Each state in the United States carries it’s own statute of limitations regarding workplace injuries.  For a complete list see the list at the FindLaw® site here.  If not in the US, consult your local state or province agency residing over the workplace employee injury report form process from the links in the table above.

What To Do If An Employee Is Injured Outside Of Work?

When an employee is injured outside of work, it can have a drastic effect on their ability to perform their job.  As an employer, it can be tempting to want to punish an employee for causing grief to their management from a preventable injury outside of work.  However, good work ethics would dictate that this situation must still be addressed with concern and care from the employer.

A best practise for these situations is to do the following as an employer immediately upon finding out that an employee was injured outside of work.

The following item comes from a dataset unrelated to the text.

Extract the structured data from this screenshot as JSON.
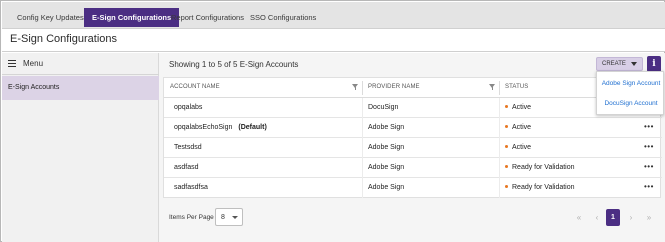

  1. Create a Non-Workplace Employee Injury Report to document the situation.
  2. Have the employee provide medical documentation of their medical requirements.
  3. Create a reasonable return-to-work plan, based on the recommendations of medical professionals.
  4. Reasonably accomodate the employee to fulfill the return-to-work plan.

Following these steps ensures that you, the employer, are making a reasonable effort to accommodate the employee.  The documentation ought to be kept and the injury analysed to ensure that the injury does not cause a secondary injury that could be work-related.  For example, if an employee pulled their back while moving on the weekend, their employment may need modification to avoid possible work-related back injuries by the employee in the near future.  Always consult and follow the advice of medical professionals.

Sources